- _WHAT YOU NEED TO DO_
For the entries that follow, say how many lines hold the string "location", with nothing else in the reply.

··· RECORDS FOR THIS TASK ···

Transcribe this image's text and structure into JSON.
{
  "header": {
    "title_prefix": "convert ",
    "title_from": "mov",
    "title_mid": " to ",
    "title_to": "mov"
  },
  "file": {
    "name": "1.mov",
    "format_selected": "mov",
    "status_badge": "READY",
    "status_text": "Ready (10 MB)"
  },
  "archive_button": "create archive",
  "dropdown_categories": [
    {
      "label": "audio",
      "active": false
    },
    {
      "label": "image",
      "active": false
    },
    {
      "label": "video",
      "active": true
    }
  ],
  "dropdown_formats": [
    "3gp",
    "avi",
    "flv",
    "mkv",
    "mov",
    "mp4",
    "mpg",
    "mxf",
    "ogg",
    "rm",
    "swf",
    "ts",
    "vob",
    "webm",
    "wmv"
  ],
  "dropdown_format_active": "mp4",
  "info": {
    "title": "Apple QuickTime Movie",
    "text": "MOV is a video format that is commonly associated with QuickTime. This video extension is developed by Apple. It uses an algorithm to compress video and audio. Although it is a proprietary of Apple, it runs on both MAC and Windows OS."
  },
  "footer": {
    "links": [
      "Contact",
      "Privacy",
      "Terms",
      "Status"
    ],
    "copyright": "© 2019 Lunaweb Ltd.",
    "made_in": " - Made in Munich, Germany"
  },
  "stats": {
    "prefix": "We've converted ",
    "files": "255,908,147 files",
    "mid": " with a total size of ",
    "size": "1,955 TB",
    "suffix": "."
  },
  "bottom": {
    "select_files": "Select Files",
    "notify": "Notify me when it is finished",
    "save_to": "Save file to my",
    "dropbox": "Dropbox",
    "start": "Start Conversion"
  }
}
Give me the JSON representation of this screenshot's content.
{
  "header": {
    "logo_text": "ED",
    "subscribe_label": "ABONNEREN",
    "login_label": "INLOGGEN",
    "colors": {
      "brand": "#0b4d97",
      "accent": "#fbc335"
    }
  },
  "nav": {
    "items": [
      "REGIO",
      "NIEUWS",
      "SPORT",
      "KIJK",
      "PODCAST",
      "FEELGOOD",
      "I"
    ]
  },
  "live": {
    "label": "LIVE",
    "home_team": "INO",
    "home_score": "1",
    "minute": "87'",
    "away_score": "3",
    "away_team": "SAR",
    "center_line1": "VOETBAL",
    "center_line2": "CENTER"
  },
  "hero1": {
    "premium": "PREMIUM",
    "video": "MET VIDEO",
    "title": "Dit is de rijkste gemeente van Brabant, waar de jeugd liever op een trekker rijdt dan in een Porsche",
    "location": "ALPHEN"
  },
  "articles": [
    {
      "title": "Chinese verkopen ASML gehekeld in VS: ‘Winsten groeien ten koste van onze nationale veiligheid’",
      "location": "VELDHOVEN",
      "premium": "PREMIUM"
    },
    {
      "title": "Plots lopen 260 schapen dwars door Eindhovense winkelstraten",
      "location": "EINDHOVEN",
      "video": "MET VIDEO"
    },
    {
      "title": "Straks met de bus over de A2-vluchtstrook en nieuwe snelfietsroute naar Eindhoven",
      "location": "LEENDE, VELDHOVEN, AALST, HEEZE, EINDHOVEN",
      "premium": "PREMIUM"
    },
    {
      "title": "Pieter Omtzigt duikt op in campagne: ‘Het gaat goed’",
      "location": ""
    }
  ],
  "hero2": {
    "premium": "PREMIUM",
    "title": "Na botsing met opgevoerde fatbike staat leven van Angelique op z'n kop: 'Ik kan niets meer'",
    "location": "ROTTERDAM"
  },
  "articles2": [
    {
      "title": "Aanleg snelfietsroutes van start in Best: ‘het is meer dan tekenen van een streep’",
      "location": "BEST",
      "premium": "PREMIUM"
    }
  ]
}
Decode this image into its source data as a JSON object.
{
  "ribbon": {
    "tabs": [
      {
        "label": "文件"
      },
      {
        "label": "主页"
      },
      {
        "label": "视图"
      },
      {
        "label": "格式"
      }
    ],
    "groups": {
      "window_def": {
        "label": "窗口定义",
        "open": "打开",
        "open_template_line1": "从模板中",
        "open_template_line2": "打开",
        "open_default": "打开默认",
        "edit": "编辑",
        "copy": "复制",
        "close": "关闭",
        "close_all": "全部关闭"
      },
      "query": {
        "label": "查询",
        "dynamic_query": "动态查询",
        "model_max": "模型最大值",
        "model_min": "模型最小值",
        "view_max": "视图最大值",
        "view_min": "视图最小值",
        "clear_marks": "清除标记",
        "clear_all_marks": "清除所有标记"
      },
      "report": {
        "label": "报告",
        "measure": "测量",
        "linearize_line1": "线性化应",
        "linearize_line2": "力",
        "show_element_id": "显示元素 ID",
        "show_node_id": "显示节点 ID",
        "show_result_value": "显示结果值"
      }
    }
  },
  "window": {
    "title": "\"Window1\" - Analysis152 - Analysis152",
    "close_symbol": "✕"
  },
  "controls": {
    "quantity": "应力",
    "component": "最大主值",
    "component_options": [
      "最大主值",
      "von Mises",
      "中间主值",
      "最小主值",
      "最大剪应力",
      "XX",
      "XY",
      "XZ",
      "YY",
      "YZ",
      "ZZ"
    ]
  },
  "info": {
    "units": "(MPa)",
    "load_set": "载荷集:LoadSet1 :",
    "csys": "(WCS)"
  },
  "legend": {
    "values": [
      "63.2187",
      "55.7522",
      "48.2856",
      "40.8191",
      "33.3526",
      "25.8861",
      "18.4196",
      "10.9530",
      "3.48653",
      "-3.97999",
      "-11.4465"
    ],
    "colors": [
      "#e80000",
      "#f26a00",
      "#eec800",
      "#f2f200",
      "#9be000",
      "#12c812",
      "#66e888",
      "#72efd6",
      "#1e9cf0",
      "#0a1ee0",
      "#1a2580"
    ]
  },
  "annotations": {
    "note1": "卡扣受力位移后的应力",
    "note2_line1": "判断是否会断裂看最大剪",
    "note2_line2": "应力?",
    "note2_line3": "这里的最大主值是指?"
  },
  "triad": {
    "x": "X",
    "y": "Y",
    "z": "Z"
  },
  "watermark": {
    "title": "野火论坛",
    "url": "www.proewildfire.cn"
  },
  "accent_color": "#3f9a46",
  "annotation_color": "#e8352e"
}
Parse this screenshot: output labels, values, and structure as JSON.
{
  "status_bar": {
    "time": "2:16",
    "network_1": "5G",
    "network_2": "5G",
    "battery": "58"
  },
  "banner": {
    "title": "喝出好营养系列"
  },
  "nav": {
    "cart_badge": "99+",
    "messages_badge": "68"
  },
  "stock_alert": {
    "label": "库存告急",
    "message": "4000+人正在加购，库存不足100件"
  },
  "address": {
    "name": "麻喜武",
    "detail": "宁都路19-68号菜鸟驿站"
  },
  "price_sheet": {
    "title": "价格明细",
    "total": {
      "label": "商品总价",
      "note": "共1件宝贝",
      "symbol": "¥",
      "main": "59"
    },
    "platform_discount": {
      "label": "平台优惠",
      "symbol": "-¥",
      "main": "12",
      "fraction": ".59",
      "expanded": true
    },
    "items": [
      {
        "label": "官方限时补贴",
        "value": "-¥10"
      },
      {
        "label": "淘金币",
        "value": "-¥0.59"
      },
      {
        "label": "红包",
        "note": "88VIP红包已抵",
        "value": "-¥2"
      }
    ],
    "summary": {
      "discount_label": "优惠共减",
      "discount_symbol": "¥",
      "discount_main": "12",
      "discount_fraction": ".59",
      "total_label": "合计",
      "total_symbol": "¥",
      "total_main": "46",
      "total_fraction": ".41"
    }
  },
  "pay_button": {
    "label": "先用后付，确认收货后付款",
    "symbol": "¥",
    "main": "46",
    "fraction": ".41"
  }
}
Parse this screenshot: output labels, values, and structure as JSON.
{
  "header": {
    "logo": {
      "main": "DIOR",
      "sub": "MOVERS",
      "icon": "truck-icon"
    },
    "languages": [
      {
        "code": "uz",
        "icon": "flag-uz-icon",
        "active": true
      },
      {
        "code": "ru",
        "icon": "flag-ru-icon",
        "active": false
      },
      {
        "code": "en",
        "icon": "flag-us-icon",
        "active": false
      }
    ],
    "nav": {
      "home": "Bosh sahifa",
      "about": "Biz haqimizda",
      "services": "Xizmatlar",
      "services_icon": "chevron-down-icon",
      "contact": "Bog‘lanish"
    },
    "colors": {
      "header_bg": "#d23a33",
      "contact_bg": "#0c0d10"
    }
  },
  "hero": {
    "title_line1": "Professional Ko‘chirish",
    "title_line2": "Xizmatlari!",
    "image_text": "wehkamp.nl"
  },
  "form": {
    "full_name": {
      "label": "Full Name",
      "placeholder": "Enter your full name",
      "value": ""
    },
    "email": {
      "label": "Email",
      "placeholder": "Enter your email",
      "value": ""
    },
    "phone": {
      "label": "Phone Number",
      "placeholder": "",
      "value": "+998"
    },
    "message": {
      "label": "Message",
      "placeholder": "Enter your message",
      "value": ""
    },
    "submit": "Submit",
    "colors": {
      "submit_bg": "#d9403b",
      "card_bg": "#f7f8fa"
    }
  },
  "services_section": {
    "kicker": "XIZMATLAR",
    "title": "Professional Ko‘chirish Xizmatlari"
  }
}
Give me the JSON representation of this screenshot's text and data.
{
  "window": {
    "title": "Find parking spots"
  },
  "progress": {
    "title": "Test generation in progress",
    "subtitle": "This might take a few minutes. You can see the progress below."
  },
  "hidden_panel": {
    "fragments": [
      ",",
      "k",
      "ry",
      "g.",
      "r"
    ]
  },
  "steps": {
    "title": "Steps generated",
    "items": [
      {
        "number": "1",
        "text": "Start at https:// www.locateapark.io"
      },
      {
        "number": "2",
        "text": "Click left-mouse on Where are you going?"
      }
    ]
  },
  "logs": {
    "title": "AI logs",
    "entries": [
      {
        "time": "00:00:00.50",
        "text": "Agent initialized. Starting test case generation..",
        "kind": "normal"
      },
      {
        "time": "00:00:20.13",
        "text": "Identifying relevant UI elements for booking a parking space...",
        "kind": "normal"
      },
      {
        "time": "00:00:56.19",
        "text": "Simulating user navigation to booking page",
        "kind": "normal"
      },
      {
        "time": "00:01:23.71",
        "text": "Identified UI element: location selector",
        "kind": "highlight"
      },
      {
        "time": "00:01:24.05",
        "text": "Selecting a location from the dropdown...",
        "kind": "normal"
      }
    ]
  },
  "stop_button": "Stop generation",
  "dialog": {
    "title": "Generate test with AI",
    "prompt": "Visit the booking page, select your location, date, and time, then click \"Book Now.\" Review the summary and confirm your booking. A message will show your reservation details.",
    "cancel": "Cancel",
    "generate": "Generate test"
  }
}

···

- _EXERCISE SOLUTION_
10